• **DATA PROVIDED**:
=== Section Start ===

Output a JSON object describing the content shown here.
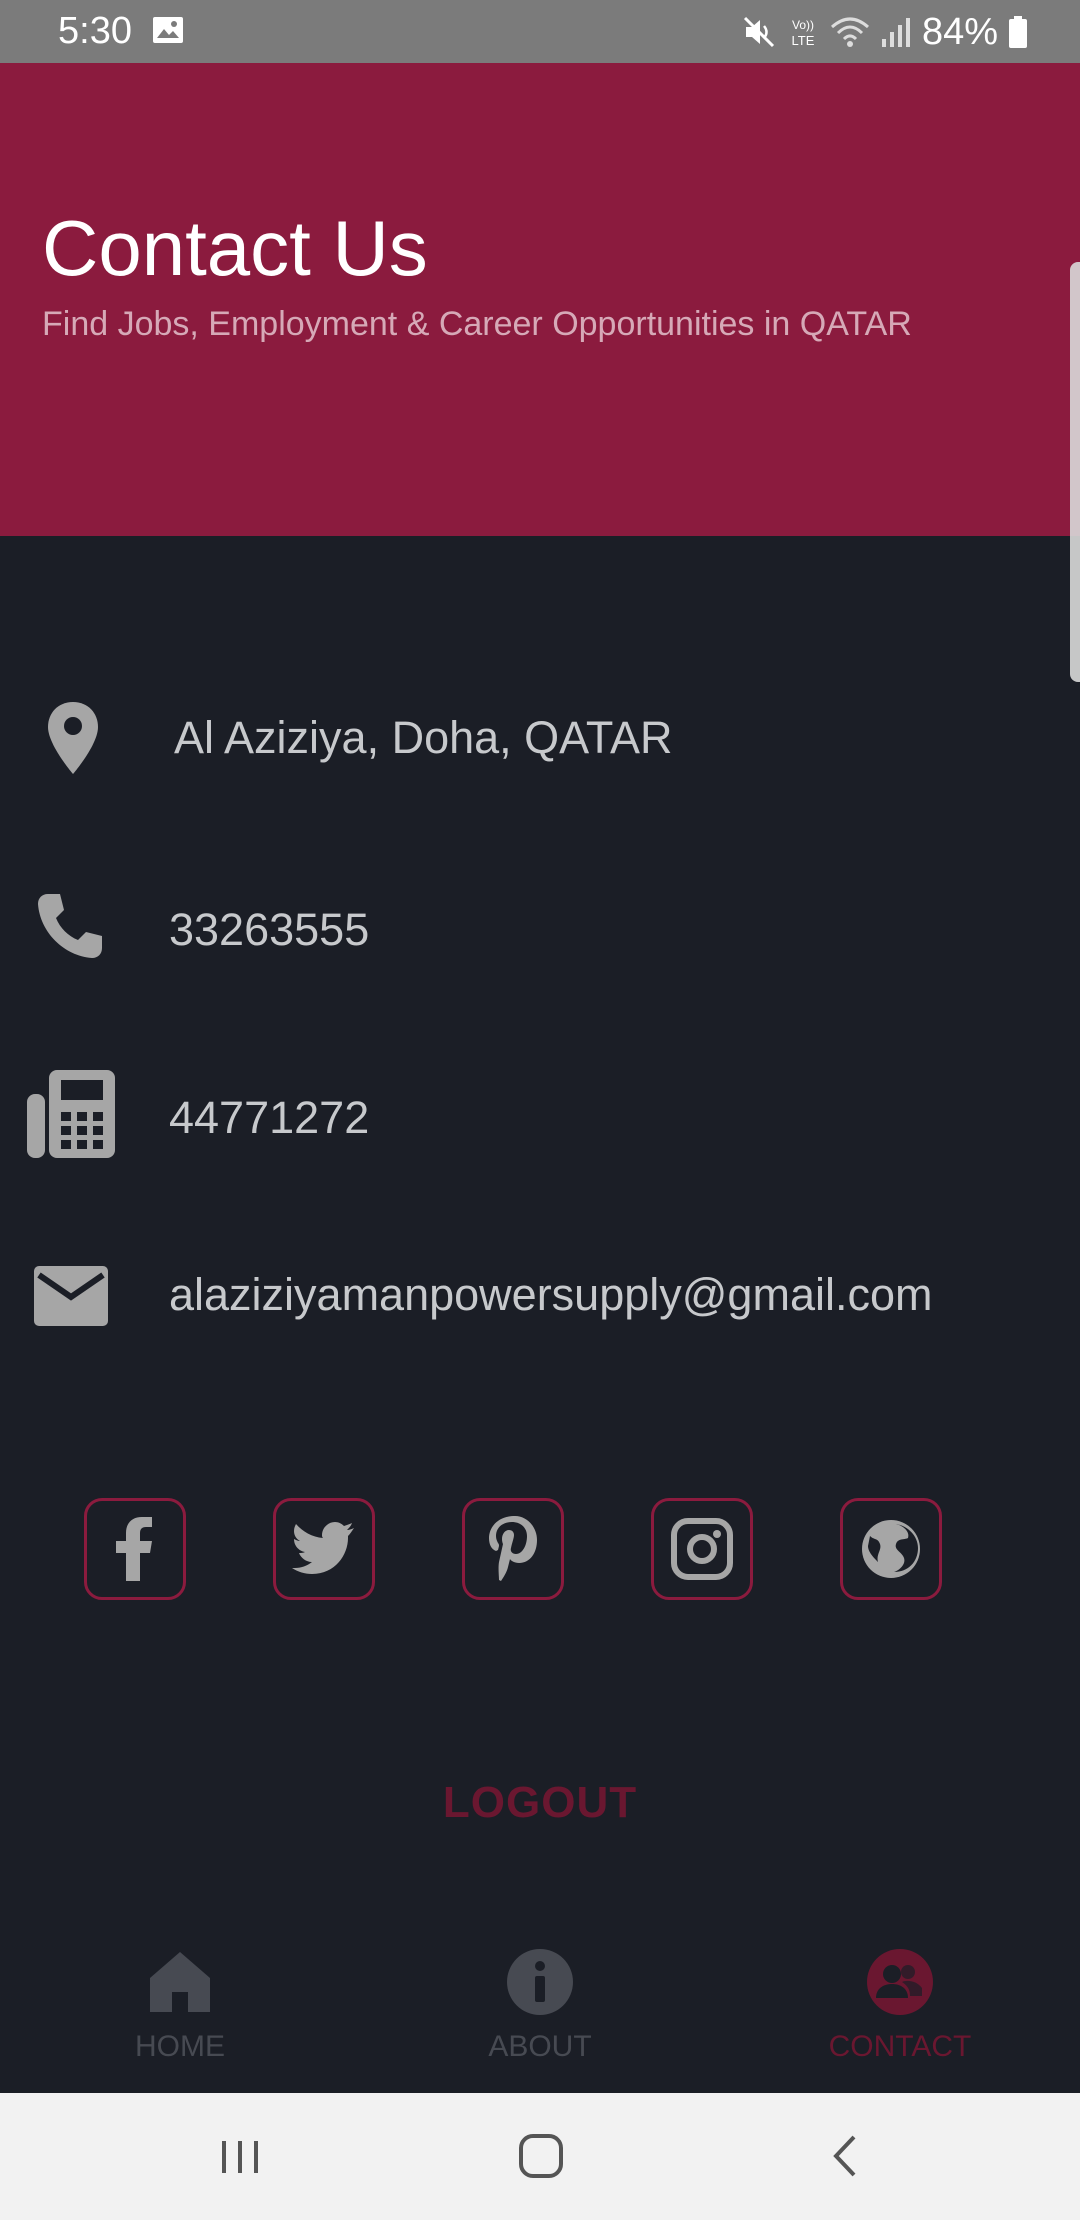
{
  "status_bar": {
    "time": "5:30",
    "battery": "84%",
    "icons": [
      "image-icon",
      "mute-icon",
      "volte-icon",
      "wifi-icon",
      "signal-icon",
      "battery-icon"
    ]
  },
  "header": {
    "title": "Contact Us",
    "subtitle": "Find Jobs, Employment & Career Opportunities in QATAR"
  },
  "contact": {
    "address": "Al Aziziya, Doha, QATAR",
    "phone": "33263555",
    "fax": "44771272",
    "email": "alaziziyamanpowersupply@gmail.com"
  },
  "social": [
    "facebook-icon",
    "twitter-icon",
    "pinterest-icon",
    "instagram-icon",
    "globe-icon"
  ],
  "logout_label": "LOGOUT",
  "bottom_nav": {
    "items": [
      {
        "label": "HOME",
        "icon": "home-icon",
        "active": false
      },
      {
        "label": "ABOUT",
        "icon": "info-icon",
        "active": false
      },
      {
        "label": "CONTACT",
        "icon": "contacts-icon",
        "active": true
      }
    ]
  },
  "colors": {
    "header_bg": "#8b1b3e",
    "page_bg": "#1b1e26",
    "accent": "#8b1b3e",
    "icon_gray": "#a6a6a6",
    "inactive_nav": "#474a52"
  },
  "system_nav": [
    "recents-icon",
    "home-button-icon",
    "back-icon"
  ]
}
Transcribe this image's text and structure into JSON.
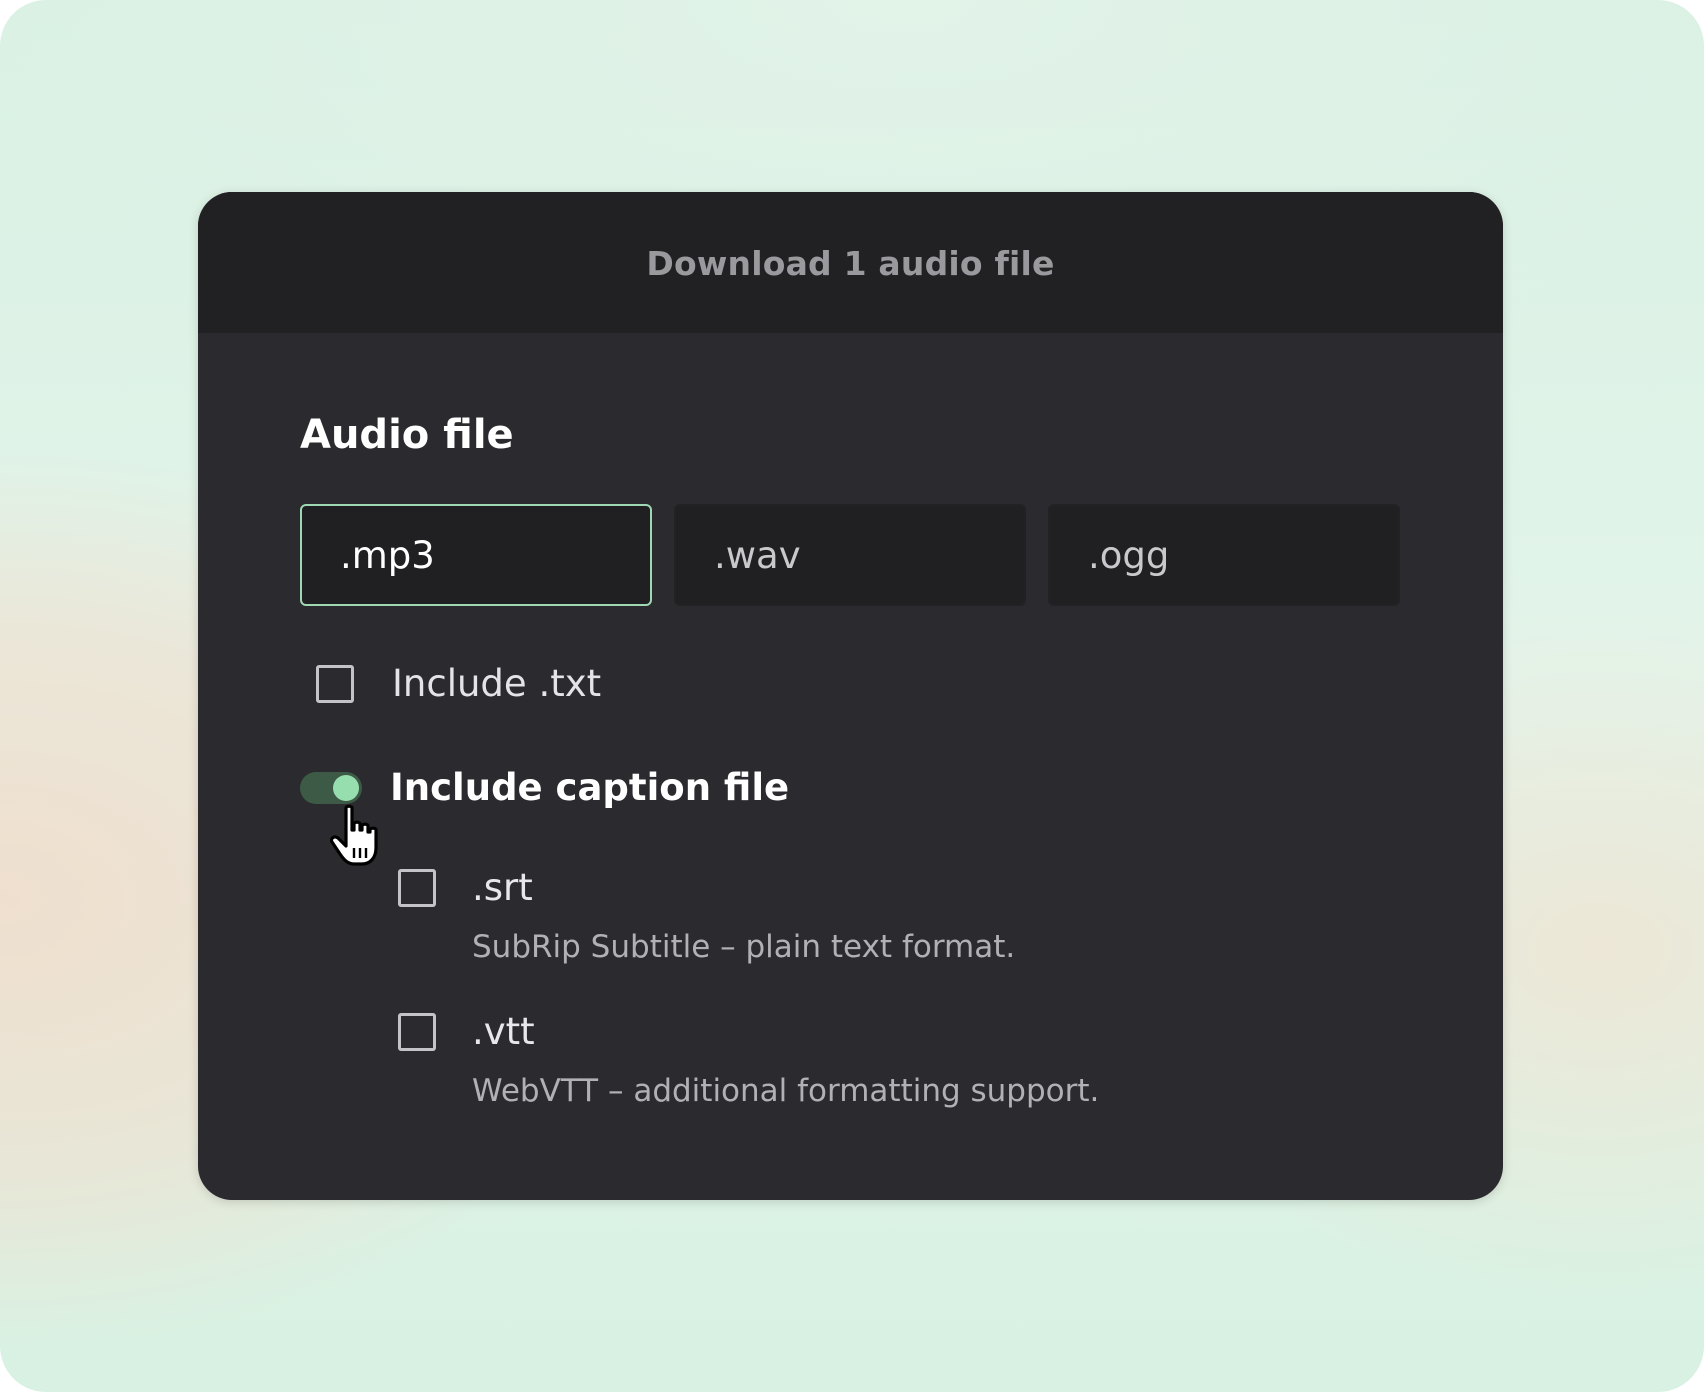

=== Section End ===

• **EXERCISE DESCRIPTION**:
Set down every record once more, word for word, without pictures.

• **TASK RESULT**:
Output a JSON object describing the content shown here.
{
  "status_bar": {
    "time": "5:30",
    "battery": "84%",
    "icons": [
      "image-icon",
      "mute-icon",
      "volte-icon",
      "wifi-icon",
      "signal-icon",
      "battery-icon"
    ]
  },
  "header": {
    "title": "Contact Us",
    "subtitle": "Find Jobs, Employment & Career Opportunities in QATAR"
  },
  "contact": {
    "address": "Al Aziziya, Doha, QATAR",
    "phone": "33263555",
    "fax": "44771272",
    "email": "alaziziyamanpowersupply@gmail.com"
  },
  "social": [
    "facebook-icon",
    "twitter-icon",
    "pinterest-icon",
    "instagram-icon",
    "globe-icon"
  ],
  "logout_label": "LOGOUT",
  "bottom_nav": {
    "items": [
      {
        "label": "HOME",
        "icon": "home-icon",
        "active": false
      },
      {
        "label": "ABOUT",
        "icon": "info-icon",
        "active": false
      },
      {
        "label": "CONTACT",
        "icon": "contacts-icon",
        "active": true
      }
    ]
  },
  "colors": {
    "header_bg": "#8b1b3e",
    "page_bg": "#1b1e26",
    "accent": "#8b1b3e",
    "icon_gray": "#a6a6a6",
    "inactive_nav": "#474a52"
  },
  "system_nav": [
    "recents-icon",
    "home-button-icon",
    "back-icon"
  ]
}
Transcribe this image's text and structure into JSON.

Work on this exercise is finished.